Posted in DOJ, Judgment | Tagged | Leave a comment

The President’s act of delegating authority to the Secretary of Justice by virtue of said Memorandum Circular is well within the purview of the doctrine of qualified political agency, long been established in our jurisdiction

Anent the 1st, 2nd and 4th  assigned errors, petitioner argues that the refusal of the OP to act on her petition could not be justified as falling within the ambit of the doctrine of  qualified political agency; that while the … Continue reading

Posted in DOJ, Executive, Political Law, President | Tagged | Leave a comment

Is a preliminary investigation a quasi-judicial proceeding? Is a DOJ a quasi-judicial agency exercising a quasi-judicial function when it reviews the findings of a public prosecutor regarding the presence of probable cause.

We cannot agree with petitioners’ submission that a preliminary investigation is a quasi-judicial proceeding, and that the DOJ is a quasi-judicial agency exercising a quasi-judicial function when it reviews the findings of a public prosecutor regarding the presence of probable … Continue reading

Posted in Definitions, DOJ, Preliminary Investigation, Prosecutors, Quasi-Judicial, Question and Answers | Tagged | 2 Comments

The question of whether or not to dismiss a complaint is within the purview of the functions of the prosecutor and, ultimately, that of the Secretary of Justice?

We now resolve whether the Secretary of Justice committed grave abuse of discretion in his Resolutions dated June 6, 2000 and October 11, 2000.  Under the Revised Administrative Code, the Secretary of Justice exercises the power of direct control and … Continue reading

Posted in DOJ, Preliminary Investigation, Prosecutors, Question and Answers, Supervision and Control | Tagged , , , | Leave a comment

In the determination of probable cause, the Ombudsman’s discretion prevails over judicial discretion

In our criminal justice system, the public prosecutor exercises wide latitude of discretion in determining whether a criminal case should be filed in court.  Courts must respect the exercise of such discretion when the information filed against the person charged … Continue reading

Posted in Criminal Law, DOJ, Ombudsman, Preliminary Investigation, Probable Cause | Tagged | Leave a comment
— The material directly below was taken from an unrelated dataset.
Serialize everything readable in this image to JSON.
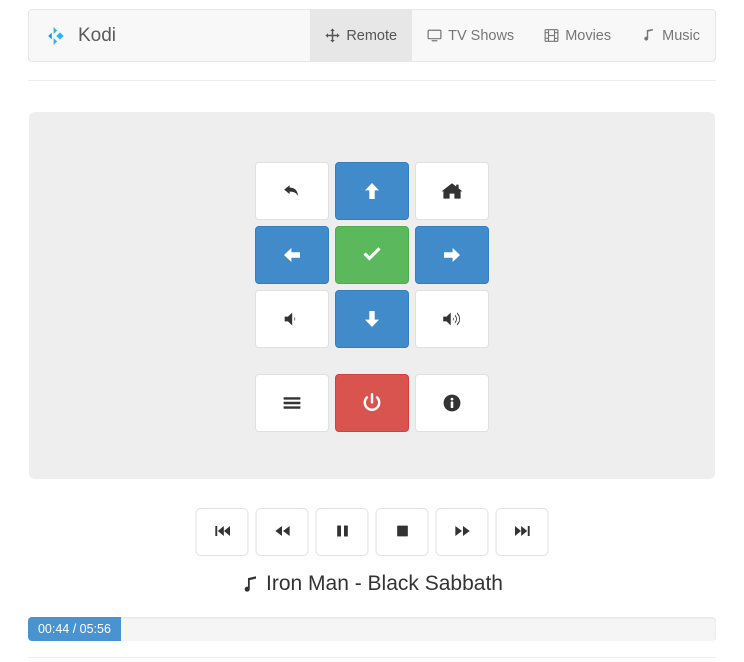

While prosecutors are given sufficient latitude of discretion in the determination of probable cause, their findings are subject to review by the Secretary of Justice

The Court held in First Women’s Credit Corporation v. Perez that:[13] It is settled that the determination of whether probable cause exists to warrant the prosecution in court of an accused should be consigned and entrusted to the Department of … Continue reading

Posted in Criminal Law, DOJ, Preliminary Investigation, Probable Cause, Uncategorized | Tagged , | Leave a comment